This measure is intended to ensure the continued operation of federal agencies until comprehensive agreements can be reached for the full fiscal year, commencing on October 1.
While Senate Democrats and Republicans on the Appropriations Committee have endorsed twelve distinct spending bills aimed at financing most government functions for fiscal year 2024, the House Appropriations Committee has predominantly produced bills backed by Republicans.
The Senate, thus far, remains aligned with the $1.59 trillion discretionary spending budget, which President Biden and top House Republican Kevin McCarthy agreed upon earlier this year.
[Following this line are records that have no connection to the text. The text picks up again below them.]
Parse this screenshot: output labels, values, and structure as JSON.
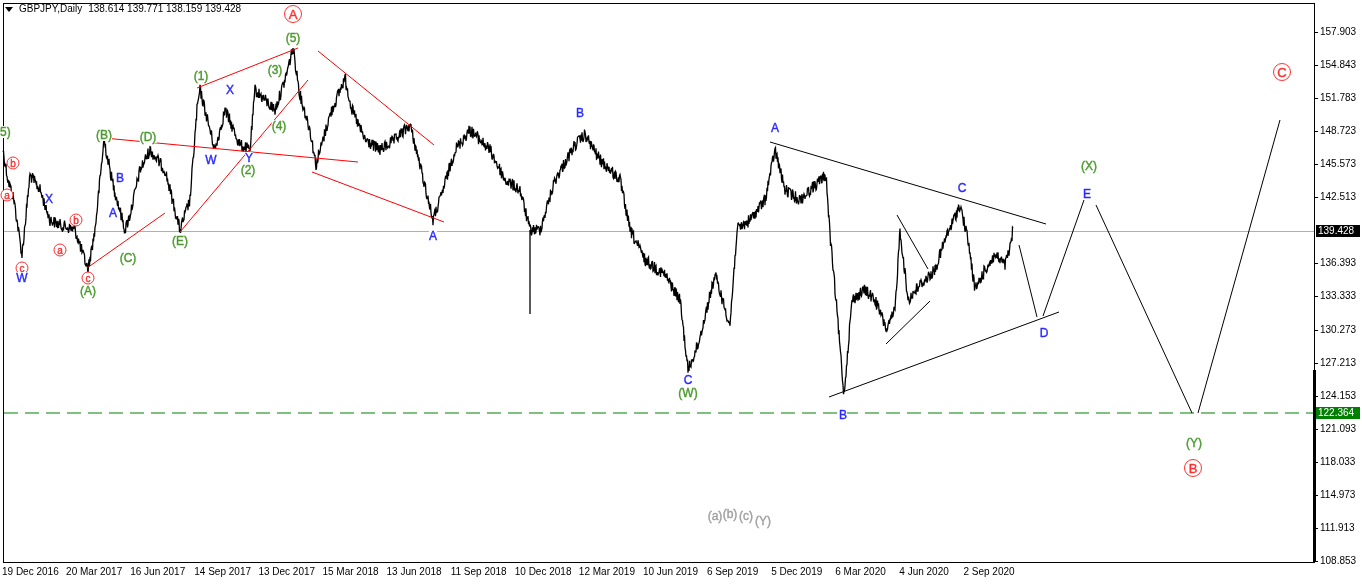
{
  "chart_header": {
    "symbol": "GBPJPY,Daily",
    "ohlc": "138.614 139.771 138.159 139.428"
  },
  "price_axis": {
    "ticks": [
      "157.903",
      "154.843",
      "151.783",
      "148.723",
      "145.573",
      "142.513",
      "136.393",
      "133.333",
      "130.273",
      "127.213",
      "124.153",
      "121.093",
      "118.033",
      "114.973",
      "111.913",
      "108.853"
    ],
    "current_price": "139.428",
    "level_price": "122.364"
  },
  "time_axis": [
    "19 Dec 2016",
    "20 Mar 2017",
    "16 Jun 2017",
    "14 Sep 2017",
    "13 Dec 2017",
    "15 Mar 2018",
    "13 Jun 2018",
    "11 Sep 2018",
    "10 Dec 2018",
    "12 Mar 2019",
    "10 Jun 2019",
    "6 Sep 2019",
    "5 Dec 2019",
    "6 Mar 2020",
    "4 Jun 2020",
    "2 Sep 2020"
  ],
  "wave_labels": [
    {
      "text": "5)",
      "color": "#4b9a2e",
      "kind": "plain"
    },
    {
      "text": "b",
      "color": "#ff3030",
      "kind": "circled"
    },
    {
      "text": "a",
      "color": "#ff3030",
      "kind": "circled"
    },
    {
      "text": "X",
      "color": "#2a2aff",
      "kind": "plain"
    },
    {
      "text": "c",
      "color": "#ff3030",
      "kind": "circled"
    },
    {
      "text": "W",
      "color": "#2a2aff",
      "kind": "plain"
    },
    {
      "text": "b",
      "color": "#ff3030",
      "kind": "circled"
    },
    {
      "text": "a",
      "color": "#ff3030",
      "kind": "circled"
    },
    {
      "text": "c",
      "color": "#ff3030",
      "kind": "circled"
    },
    {
      "text": "(A)",
      "color": "#4b9a2e",
      "kind": "plain"
    },
    {
      "text": "(B)",
      "color": "#4b9a2e",
      "kind": "plain"
    },
    {
      "text": "B",
      "color": "#2a2aff",
      "kind": "plain"
    },
    {
      "text": "A",
      "color": "#2a2aff",
      "kind": "plain"
    },
    {
      "text": "(C)",
      "color": "#4b9a2e",
      "kind": "plain"
    },
    {
      "text": "(D)",
      "color": "#4b9a2e",
      "kind": "plain"
    },
    {
      "text": "(E)",
      "color": "#4b9a2e",
      "kind": "plain"
    },
    {
      "text": "(1)",
      "color": "#4b9a2e",
      "kind": "plain"
    },
    {
      "text": "X",
      "color": "#2a2aff",
      "kind": "plain"
    },
    {
      "text": "W",
      "color": "#2a2aff",
      "kind": "plain"
    },
    {
      "text": "Y",
      "color": "#2a2aff",
      "kind": "plain"
    },
    {
      "text": "(2)",
      "color": "#4b9a2e",
      "kind": "plain"
    },
    {
      "text": "(3)",
      "color": "#4b9a2e",
      "kind": "plain"
    },
    {
      "text": "(4)",
      "color": "#4b9a2e",
      "kind": "plain"
    },
    {
      "text": "(5)",
      "color": "#4b9a2e",
      "kind": "plain"
    },
    {
      "text": "A",
      "color": "#ff3030",
      "kind": "circled_large"
    },
    {
      "text": "A",
      "color": "#2a2aff",
      "kind": "plain"
    },
    {
      "text": "B",
      "color": "#2a2aff",
      "kind": "plain"
    },
    {
      "text": "C",
      "color": "#2a2aff",
      "kind": "plain"
    },
    {
      "text": "(W)",
      "color": "#4b9a2e",
      "kind": "plain"
    },
    {
      "text": "A",
      "color": "#2a2aff",
      "kind": "plain"
    },
    {
      "text": "B",
      "color": "#2a2aff",
      "kind": "plain"
    },
    {
      "text": "C",
      "color": "#2a2aff",
      "kind": "plain"
    },
    {
      "text": "D",
      "color": "#2a2aff",
      "kind": "plain"
    },
    {
      "text": "(X)",
      "color": "#4b9a2e",
      "kind": "plain"
    },
    {
      "text": "E",
      "color": "#2a2aff",
      "kind": "plain"
    },
    {
      "text": "(Y)",
      "color": "#4b9a2e",
      "kind": "plain"
    },
    {
      "text": "B",
      "color": "#ff3030",
      "kind": "circled_large"
    },
    {
      "text": "C",
      "color": "#ff3030",
      "kind": "circled_large"
    },
    {
      "text": "(a)",
      "color": "#a0a0a0",
      "kind": "plain"
    },
    {
      "text": "(b)",
      "color": "#a0a0a0",
      "kind": "plain"
    },
    {
      "text": "(c)",
      "color": "#a0a0a0",
      "kind": "plain"
    },
    {
      "text": "(Y)",
      "color": "#a0a0a0",
      "kind": "plain"
    }
  ]
}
However, a faction of staunch House conservatives is advocating for even deeper spending reductions compared to their leadership’s agreed-upon budget.
Democratic Senate Majority Leader Chuck Schumer conveyed his optimism in a letter, urging the House to adopt a bipartisan approach like the Senate and pass appropriations bills to avert an unnecessary government shutdown.
Recognizing the potential adverse consequences of a shutdown, the White House called upon Congress to approve a short-term “continuing resolution,” extending government funding beyond September 30 and preventing the fourth shutdown in a decade.
Certain House Republicans who lean toward austerity have downplayed the risks associated with a shutdown, viewing it as a lever for achieving more substantial spending cuts aimed at addressing the nation’s $31.4 trillion debt.
However, few other lawmakers share such sentiments.
Amid internal divisions among House Republicans over various issues, including emergency aid for Ukraine and the scope of government-wide spending, the more conservative House Freedom Caucus seeks to reduce discretionary spending for 2024 to levels observed in 2022.
This proposal contradicts the spending threshold agreed upon by McCarthy and Biden.
President Biden is seeking approval for emergency funds to aid communities affected by natural disasters, a request that has garnered less controversy.
In response to the House Republicans’ potential departure from the deal, the White House warned of the implications a shutdown could have on efforts to combat illegal drug trafficking, specifically citing the fentanyl crisis.
In contrast to previous years of budget disputes, the Senate is demonstrating eagerness to swiftly pass the stop-gap bill and present a united front in negotiations with divided House Republicans.
These negotiations could extend into December, as the Senate appears poised to hold the upper hand in the final deliberations.
As the Senate Appropriations Committee’s fiscal year 2024 bills secure broad bipartisan support, Senate Republican Leader Mitch McConnell has consistently voted in favor of each of these bills.
Despite expressing his frustration with the funding disagreements, McConnell acknowledged that the lower spending proposal favored by House Republicans is unlikely to gain traction in the Senate.
In the midst of this political maneuvering, House Republican Leader Kevin McCarthy faces the challenge of striking a balance between funding essential government services and maintaining the loyalty of his conservative flank.
McCarthy has so far managed to keep his caucus aligned, even throughout debates over the nation’s debt ceiling.
In summary, top Senate Democrats are prepared to navigate discussions over government funding as the Senate reconvenes, with the risk of a government shutdown serving as a backdrop to these negotiations.
The Senate aims to maintain unity and prioritize swift action, while the House confronts internal divisions and hardline Republican stances on spending.